Business And Pleasure

In March of 1970, my company sent me to their plant in Boca Raton, Florida to work with the developers of a new product for small business. The product turned out to be a hit, but while over there, I let it be known that a fishing trip would suit my fancy. It wasn’t 2 days until I met up with Jerry Rodgers, who owned a 32, foot offshore, fishing boat and arrangements were made for me to take an afternoon off and accompany him on a fishing trip.

He kept his boat covered in a marina two miles away form Jupiter Inlet and leaving work, we drove the 40 odd miles up to his marina, stopping along the way and picking up food and drink. His tackle was onboard and we’d be using a medium action rod, with a gold reel spooled with 30 pound line, good equipment!

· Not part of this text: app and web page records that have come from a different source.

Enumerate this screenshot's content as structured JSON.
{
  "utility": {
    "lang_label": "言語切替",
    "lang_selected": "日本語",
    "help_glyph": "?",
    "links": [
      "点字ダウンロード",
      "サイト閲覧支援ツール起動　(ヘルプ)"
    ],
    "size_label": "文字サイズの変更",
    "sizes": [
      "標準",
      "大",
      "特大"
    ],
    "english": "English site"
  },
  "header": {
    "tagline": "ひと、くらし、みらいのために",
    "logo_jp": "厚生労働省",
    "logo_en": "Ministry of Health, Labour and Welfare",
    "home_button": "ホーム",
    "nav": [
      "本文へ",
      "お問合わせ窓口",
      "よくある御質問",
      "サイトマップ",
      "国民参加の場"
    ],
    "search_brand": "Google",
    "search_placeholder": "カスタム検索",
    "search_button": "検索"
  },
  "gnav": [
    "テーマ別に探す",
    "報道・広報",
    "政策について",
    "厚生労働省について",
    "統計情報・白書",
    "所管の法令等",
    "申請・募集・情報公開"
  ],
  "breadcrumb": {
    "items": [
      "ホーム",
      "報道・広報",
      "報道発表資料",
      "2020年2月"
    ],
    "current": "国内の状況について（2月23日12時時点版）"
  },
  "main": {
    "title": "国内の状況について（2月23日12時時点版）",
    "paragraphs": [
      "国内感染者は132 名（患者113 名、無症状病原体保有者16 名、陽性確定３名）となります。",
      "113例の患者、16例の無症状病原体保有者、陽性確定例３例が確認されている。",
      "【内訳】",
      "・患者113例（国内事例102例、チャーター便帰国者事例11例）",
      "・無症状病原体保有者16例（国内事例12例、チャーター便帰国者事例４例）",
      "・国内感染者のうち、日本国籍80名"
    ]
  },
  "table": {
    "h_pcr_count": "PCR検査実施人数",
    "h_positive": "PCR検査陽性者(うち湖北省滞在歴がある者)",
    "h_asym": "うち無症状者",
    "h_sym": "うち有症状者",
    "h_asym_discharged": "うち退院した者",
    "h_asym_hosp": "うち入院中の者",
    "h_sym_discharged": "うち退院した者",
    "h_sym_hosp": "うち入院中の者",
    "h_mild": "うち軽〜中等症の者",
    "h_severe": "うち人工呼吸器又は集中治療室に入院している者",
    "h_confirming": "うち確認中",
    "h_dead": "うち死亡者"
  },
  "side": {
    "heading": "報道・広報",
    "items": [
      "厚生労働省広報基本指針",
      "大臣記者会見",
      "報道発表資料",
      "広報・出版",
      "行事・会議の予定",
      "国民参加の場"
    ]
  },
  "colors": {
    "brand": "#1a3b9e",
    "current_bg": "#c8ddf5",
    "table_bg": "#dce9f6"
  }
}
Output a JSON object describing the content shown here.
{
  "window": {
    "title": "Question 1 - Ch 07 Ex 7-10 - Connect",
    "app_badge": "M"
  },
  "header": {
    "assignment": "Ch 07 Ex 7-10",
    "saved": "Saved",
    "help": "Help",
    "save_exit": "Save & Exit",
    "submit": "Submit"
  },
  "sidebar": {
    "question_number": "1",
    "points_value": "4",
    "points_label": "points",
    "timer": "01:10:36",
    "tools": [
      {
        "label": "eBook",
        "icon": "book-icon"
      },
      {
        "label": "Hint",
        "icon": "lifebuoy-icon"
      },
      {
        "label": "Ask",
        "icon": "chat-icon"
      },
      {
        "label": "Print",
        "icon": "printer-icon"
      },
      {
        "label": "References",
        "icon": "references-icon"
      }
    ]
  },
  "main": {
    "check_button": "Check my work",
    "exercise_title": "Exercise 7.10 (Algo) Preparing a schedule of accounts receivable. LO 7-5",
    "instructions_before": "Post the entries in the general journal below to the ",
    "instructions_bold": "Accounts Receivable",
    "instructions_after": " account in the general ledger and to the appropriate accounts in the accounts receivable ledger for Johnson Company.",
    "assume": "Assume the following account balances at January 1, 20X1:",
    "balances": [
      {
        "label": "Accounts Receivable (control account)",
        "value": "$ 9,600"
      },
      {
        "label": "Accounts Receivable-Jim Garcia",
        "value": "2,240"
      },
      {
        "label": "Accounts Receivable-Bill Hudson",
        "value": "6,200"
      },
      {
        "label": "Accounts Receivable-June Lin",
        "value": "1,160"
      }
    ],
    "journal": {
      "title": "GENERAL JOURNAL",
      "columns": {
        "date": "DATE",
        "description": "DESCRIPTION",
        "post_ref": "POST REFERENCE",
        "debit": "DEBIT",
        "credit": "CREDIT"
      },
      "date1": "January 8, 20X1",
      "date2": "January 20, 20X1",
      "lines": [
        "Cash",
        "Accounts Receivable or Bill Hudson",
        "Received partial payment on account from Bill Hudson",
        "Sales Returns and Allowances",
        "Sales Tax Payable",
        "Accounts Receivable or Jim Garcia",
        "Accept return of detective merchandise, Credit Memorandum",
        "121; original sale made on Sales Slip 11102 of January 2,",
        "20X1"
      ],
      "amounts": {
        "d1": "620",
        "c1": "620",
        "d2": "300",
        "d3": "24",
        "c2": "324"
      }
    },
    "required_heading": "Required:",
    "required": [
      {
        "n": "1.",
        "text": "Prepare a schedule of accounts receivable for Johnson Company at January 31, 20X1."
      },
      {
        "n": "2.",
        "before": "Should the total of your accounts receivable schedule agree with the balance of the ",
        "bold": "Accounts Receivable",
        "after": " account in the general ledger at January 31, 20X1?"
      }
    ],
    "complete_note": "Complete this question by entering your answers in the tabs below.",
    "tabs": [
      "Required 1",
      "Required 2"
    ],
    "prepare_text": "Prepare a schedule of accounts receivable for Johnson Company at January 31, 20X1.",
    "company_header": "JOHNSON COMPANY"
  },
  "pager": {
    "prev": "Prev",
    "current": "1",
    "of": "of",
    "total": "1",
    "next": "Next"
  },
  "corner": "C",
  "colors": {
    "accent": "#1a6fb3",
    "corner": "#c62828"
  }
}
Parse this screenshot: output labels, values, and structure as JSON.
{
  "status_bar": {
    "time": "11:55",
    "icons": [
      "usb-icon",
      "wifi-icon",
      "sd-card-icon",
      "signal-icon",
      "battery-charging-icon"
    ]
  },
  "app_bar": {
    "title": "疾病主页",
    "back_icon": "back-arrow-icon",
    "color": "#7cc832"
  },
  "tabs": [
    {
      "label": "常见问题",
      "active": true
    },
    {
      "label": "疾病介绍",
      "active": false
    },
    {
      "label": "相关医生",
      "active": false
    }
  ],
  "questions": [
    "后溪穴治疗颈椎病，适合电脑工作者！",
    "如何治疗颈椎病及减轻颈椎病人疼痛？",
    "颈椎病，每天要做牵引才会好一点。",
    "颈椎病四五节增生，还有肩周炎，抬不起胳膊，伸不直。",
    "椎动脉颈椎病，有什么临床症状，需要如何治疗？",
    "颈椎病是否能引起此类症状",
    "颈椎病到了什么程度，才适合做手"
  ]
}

We’d be using sardines, sardeneros where I came from, with a weight and fish off, or near, the bottom.

We loafed up the Intercoastal Waterway until we turned into the inlet and taking another turn we proceeded on out into the ocean. Our goal was a wreck that Jerry knew of, five miles out, on the west wall of the Gulf Stream. This area was under serious attack in WWII from German U-boats. Maybe this was one of old ships? Jerry quickly found the wreck, we baited up and let our lines down until they touched the bottom, or something else, then reeled up a couple of turns and waited.

Our wait wasn’t long when I had a rod bending strike, my drag was set too loose, the fish ran and cut me off on the wreck I guessed. Jerry then had a rod bender, he set the hook and with his drag a little tighter almost horsed the 15 pound amberjack to the surface. Gaffing it, I swung it into the cooler, then tightened my drag, “rerigged” and let my bait down.

Another big strike and I could feel the power of the fish! This one was bigger and really pulled, but my tighter drag and the rod’s pressure finally forced the 20 pound amberjack to the surface, where Jerry gaffed and boxed it. This was my first try at catching amberjack and they really pulled hard. Thinking that if I could tie a kingfish tail to tail with one of these bruisers the amberjack would drown the king!

We caught several more 15-20 pound, amberjack, then I had the idea to simply take the weight off of the sardine and drift it with the current. This was a winning strategy and not 10 minutes had passed when I had a big strike, the fish, a barracuda, ran and fought on the surface, finally throwing the hook. Jerry, who was watching with interest, said, “There’s a lot of those on the wreck out here, but we don’t keep barracuda, so it’s good he threw the hook.” On that note, we upped the anchor and started trolling.

We had caught a couple of small kings, or smokers as the locals called them, but they were really no match for the mid weight tackle, but we trolled on anyway. Not using the outriggers, we were surprised when a lightning bolt, a sailfish, smacked one of the lines. Grabbing the rod, I tried to set the hook, the sail jumped, the hook went sailing and I reeled in a slack line.

Time to go in, so as Jerry piloted the boat, I filleted the amberjacks. When I got to the kings, I volunteered to “ball” them. Jerry didn’t know anything about “balling” so I explained; in the sides of the kingfish, from top to bottom, cut one inch slices all the way down the fish, starting at the first slice near the gills run your index and middle fingers into the slice and push the meat out and upward. This pushes the meat out and leaves the bloodline, that tastes yucky, along the skin. Move to the next slice and continue pushing out the meat and by the time you finish that side you have a pile of kingfish balls. Flip the fish over and repeat the process. Kingfish balls are best fried, but also can be grilled or boiled. Eliminating the bloodline vastly improves the flavor of the kings.

We docked and cleaned up the boat, then he returned me to my hotel and thanking Jerry for the hospitality, he told me that he and his wife would try the kings that night. He came by the next day and told me that last nights fried kingfish balls were much better than smoking them and that he would start “balling” all the kings that he caught.

Returning to Houston, overall it was a good trip, the product was successfully launched and I even caught some fish. Talk about mixing business and pleasure!